Someone told me that my pastor had prayed for me before giving me that card. At first, I ignored what was written; I was worried that I might not have the gift to encourage. In any case, I thought, the pastor could have been wrong about me.
A few days later, I started reading the book The Purpose Driven Life by Rick Warren, hoping to eventually find my spiritual goal. It had a 40-day reading program which was not easy to complete, but I decided to persevere, as many people had said that the program helped them discover their spiritual goals. I wasn’t so sure, however, whether it would apply to me.
At the end of the 40 days, I still had not found my spiritual goal. But reading the book reminded me that God wanted me to spend more time with Him, to grow in wisdom and knowledge of Him and His righteousness. It also taught me to have faith in His plans. I knew that everything would be done in His time. In the meantime, I could only keep praying and trusting that God would allow me to ultimately know my goal in life.
As time went by, it seemed as though God was speaking to me by bringing to mind past memories, one of which was an experience from several years ago. Then, a couple of friends had written me letters sharing their problems. Some didn’t ask for advice; all they wanted was a listening ear. Some even called me on the phone and asked me to pray for them. This happened even with complete strangers. Once, while I was waiting for my brother at his school, a mother who was sitting beside me suddenly introduced herself and started to share about her past. Among other things, she told me that she had just gone through a divorce.
All this led me to question why such things kept happening to me. After all, I don’t really like to sit down and listen to people; I would rather read a novel than spend time talking to them .
One day, a friend called me to ask for help. Her youth ministry was planning to hold a camp and the organizing committee was short of one mentor for its care groups. After praying over several names, they had identified me, feeling that I was the answer to their prayers. My friend asked me if I was willing to become a mentor. At the time, I did not know how to answer them. Fortunately, they gave me a week to pray.
During that week, I re-read the notes I had made while reading The Purpose Driven Life. I prayed and asked God to give me a heart of wisdom, because I was afraid of making the wrong decision. What happened next was amazing. Each day, God showed me that many people needed encouragement in their spiritual growth, and led me to Bible verses that gave me courage. At the end of the week, I told my friend, “yes”. She was very happy, and told me about all the struggles they faced in choosing a name from their list.

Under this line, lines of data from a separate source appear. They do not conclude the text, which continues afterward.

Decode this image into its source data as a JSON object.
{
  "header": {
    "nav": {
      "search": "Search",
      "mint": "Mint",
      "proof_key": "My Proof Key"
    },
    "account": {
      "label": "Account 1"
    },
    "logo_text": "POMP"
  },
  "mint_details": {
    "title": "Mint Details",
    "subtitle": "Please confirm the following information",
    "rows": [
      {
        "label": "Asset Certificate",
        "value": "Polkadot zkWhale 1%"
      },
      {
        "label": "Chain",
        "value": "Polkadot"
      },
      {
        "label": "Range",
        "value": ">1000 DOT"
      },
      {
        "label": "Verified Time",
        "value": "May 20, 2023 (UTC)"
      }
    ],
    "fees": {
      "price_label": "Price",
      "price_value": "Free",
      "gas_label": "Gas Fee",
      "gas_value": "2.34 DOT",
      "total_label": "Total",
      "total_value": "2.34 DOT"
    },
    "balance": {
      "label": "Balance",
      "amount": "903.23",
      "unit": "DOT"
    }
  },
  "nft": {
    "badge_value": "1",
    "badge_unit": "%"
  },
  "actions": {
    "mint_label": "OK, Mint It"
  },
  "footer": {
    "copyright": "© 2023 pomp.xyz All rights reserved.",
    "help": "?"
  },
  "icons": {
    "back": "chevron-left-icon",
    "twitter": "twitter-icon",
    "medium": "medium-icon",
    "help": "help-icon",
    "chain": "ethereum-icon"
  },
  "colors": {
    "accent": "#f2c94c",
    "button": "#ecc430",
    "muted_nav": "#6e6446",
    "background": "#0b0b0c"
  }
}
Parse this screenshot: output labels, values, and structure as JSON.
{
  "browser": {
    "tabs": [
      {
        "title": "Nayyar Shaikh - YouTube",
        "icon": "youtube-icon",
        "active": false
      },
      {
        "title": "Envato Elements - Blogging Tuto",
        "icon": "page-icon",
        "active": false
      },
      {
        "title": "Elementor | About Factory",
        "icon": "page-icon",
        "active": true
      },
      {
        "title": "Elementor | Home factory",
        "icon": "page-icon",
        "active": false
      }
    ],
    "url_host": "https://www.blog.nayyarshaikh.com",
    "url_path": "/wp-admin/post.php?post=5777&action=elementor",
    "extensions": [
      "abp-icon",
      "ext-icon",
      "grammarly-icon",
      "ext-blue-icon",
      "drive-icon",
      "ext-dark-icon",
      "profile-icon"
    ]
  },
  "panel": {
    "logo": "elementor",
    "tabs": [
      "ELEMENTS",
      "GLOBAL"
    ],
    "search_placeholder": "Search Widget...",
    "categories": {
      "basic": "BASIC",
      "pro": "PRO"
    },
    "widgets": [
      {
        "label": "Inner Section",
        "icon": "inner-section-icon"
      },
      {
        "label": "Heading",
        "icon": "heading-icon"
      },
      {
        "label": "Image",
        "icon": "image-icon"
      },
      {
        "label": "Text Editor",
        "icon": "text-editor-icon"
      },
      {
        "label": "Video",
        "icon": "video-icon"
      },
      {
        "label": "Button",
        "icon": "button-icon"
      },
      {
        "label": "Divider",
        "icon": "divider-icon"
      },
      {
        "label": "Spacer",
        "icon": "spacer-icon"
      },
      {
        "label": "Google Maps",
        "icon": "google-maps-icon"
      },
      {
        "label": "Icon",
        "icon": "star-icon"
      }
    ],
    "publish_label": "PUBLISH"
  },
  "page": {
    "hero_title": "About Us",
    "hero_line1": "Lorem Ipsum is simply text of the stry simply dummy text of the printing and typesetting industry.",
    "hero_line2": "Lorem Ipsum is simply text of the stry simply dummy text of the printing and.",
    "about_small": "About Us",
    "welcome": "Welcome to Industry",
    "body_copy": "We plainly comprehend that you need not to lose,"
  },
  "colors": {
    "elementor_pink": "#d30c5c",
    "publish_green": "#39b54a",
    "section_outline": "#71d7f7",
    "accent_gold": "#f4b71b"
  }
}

Through my experience as a mentor in the camp, I was given the chance to listen to and encourage the members of my care group; I still do so today. I’ve learned to appreciate the people whom God had used to speak to me. I’ve also come to embrace the spiritual gift that God has given me—encouraging others.